Task description. An exact copy of every record is needed, with the pictures left out.

++++ Data listing ++++

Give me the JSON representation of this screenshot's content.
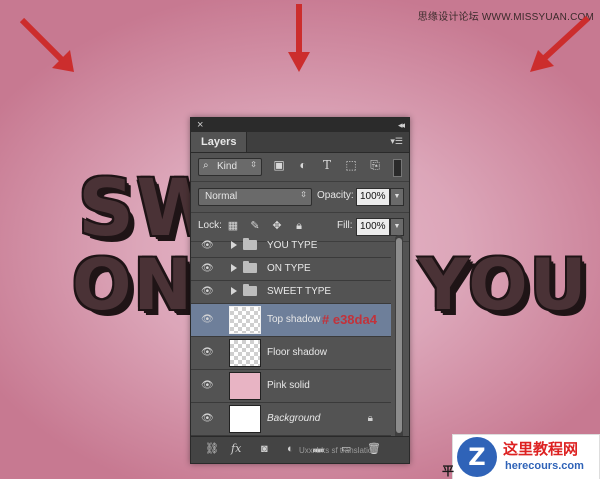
{
  "watermark": "思缘设计论坛 WWW.MISSYUAN.COM",
  "background_text": [
    "SWEET",
    "ON",
    "YOU"
  ],
  "colors": {
    "background": "#dca6b9",
    "text_fill": "#4a3236",
    "arrow": "#cc2d2d",
    "panel": "#535353",
    "selected_layer": "#6e7f9a",
    "annotation": "#c2323a",
    "pink_solid": "#e38da4"
  },
  "panel": {
    "close_label": "×",
    "collapse_label": "◂◂",
    "tab_label": "Layers",
    "menu_icon": "panel-menu-icon",
    "filter": {
      "kind_label": "Kind",
      "icons": [
        "image-filter-icon",
        "adjustment-filter-icon",
        "type-filter-icon",
        "shape-filter-icon",
        "smart-object-filter-icon"
      ]
    },
    "blend_mode": "Normal",
    "opacity_label": "Opacity:",
    "opacity_value": "100%",
    "lock_label": "Lock:",
    "fill_label": "Fill:",
    "fill_value": "100%",
    "layers": [
      {
        "name": "YOU TYPE",
        "type": "group"
      },
      {
        "name": "ON TYPE",
        "type": "group"
      },
      {
        "name": "SWEET TYPE",
        "type": "group"
      },
      {
        "name": "Top shadow",
        "type": "layer",
        "selected": true
      },
      {
        "name": "Floor shadow",
        "type": "layer"
      },
      {
        "name": "Pink solid",
        "type": "fill"
      },
      {
        "name": "Background",
        "type": "background",
        "locked": true
      }
    ],
    "annotation": "# e38da4",
    "bottom_caption": "Uxxxbks sf translation"
  },
  "logo": {
    "cn": "这里教程网",
    "en": "herecours.com",
    "mark": "Z"
  },
  "corner_text": "平"
}
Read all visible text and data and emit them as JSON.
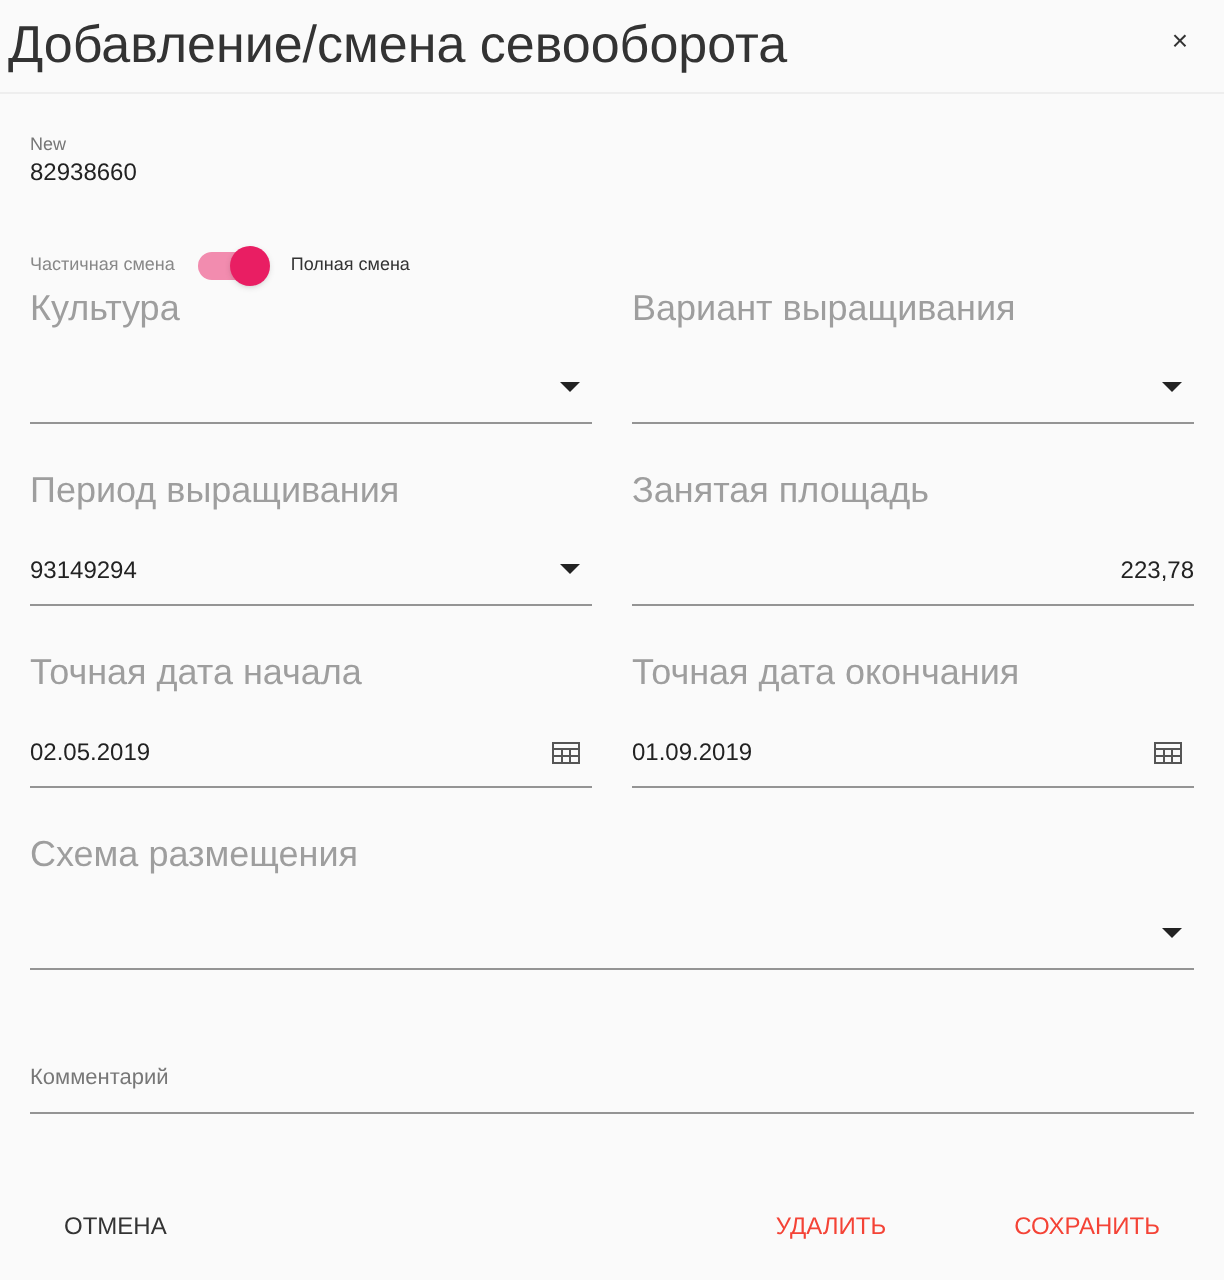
{
  "title": "Добавление/смена севооборота",
  "close": "×",
  "record": {
    "label": "New",
    "value": "82938660"
  },
  "mode_switch": {
    "off_label": "Частичная смена",
    "on_label": "Полная смена",
    "on": true
  },
  "fields": [
    {
      "kind": "select",
      "label": "Культура"
    },
    {
      "kind": "select",
      "label": "Вариант выращивания"
    },
    {
      "kind": "select",
      "label": "Период выращивания",
      "value": "93149294"
    },
    {
      "kind": "number",
      "label": "Занятая площадь",
      "value": "223,78"
    },
    {
      "kind": "date",
      "label": "Точная дата начала",
      "value": "02.05.2019"
    },
    {
      "kind": "date",
      "label": "Точная дата окончания",
      "value": "01.09.2019"
    },
    {
      "kind": "select",
      "label": "Схема размещения",
      "wide": true
    }
  ],
  "comment": {
    "placeholder": "Комментарий"
  },
  "buttons": [
    {
      "label": "ОТМЕНА",
      "kind": "neutral"
    },
    {
      "label": "УДАЛИТЬ",
      "kind": "danger"
    },
    {
      "label": "СОХРАНИТЬ",
      "kind": "danger"
    }
  ]
}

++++

Finished exercise.
Give me the JSON representation of this screenshot's content.
{
  "watermark": "思缘设计论坛 WWW.MISSYUAN.COM",
  "background_text": [
    "SWEET",
    "ON",
    "YOU"
  ],
  "colors": {
    "background": "#dca6b9",
    "text_fill": "#4a3236",
    "arrow": "#cc2d2d",
    "panel": "#535353",
    "selected_layer": "#6e7f9a",
    "annotation": "#c2323a",
    "pink_solid": "#e38da4"
  },
  "panel": {
    "close_label": "×",
    "collapse_label": "◂◂",
    "tab_label": "Layers",
    "menu_icon": "panel-menu-icon",
    "filter": {
      "kind_label": "Kind",
      "icons": [
        "image-filter-icon",
        "adjustment-filter-icon",
        "type-filter-icon",
        "shape-filter-icon",
        "smart-object-filter-icon"
      ]
    },
    "blend_mode": "Normal",
    "opacity_label": "Opacity:",
    "opacity_value": "100%",
    "lock_label": "Lock:",
    "fill_label": "Fill:",
    "fill_value": "100%",
    "layers": [
      {
        "name": "YOU TYPE",
        "type": "group"
      },
      {
        "name": "ON TYPE",
        "type": "group"
      },
      {
        "name": "SWEET TYPE",
        "type": "group"
      },
      {
        "name": "Top shadow",
        "type": "layer",
        "selected": true
      },
      {
        "name": "Floor shadow",
        "type": "layer"
      },
      {
        "name": "Pink solid",
        "type": "fill"
      },
      {
        "name": "Background",
        "type": "background",
        "locked": true
      }
    ],
    "annotation": "# e38da4",
    "bottom_caption": "Uxxxbks sf translation"
  },
  "logo": {
    "cn": "这里教程网",
    "en": "herecours.com",
    "mark": "Z"
  },
  "corner_text": "平"
}
Read all visible text and data and emit them as JSON.
{
  "title": "Добавление/смена севооборота",
  "close": "×",
  "record": {
    "label": "New",
    "value": "82938660"
  },
  "mode_switch": {
    "off_label": "Частичная смена",
    "on_label": "Полная смена",
    "on": true
  },
  "fields": [
    {
      "kind": "select",
      "label": "Культура"
    },
    {
      "kind": "select",
      "label": "Вариант выращивания"
    },
    {
      "kind": "select",
      "label": "Период выращивания",
      "value": "93149294"
    },
    {
      "kind": "number",
      "label": "Занятая площадь",
      "value": "223,78"
    },
    {
      "kind": "date",
      "label": "Точная дата начала",
      "value": "02.05.2019"
    },
    {
      "kind": "date",
      "label": "Точная дата окончания",
      "value": "01.09.2019"
    },
    {
      "kind": "select",
      "label": "Схема размещения",
      "wide": true
    }
  ],
  "comment": {
    "placeholder": "Комментарий"
  },
  "buttons": [
    {
      "label": "ОТМЕНА",
      "kind": "neutral"
    },
    {
      "label": "УДАЛИТЬ",
      "kind": "danger"
    },
    {
      "label": "СОХРАНИТЬ",
      "kind": "danger"
    }
  ]
}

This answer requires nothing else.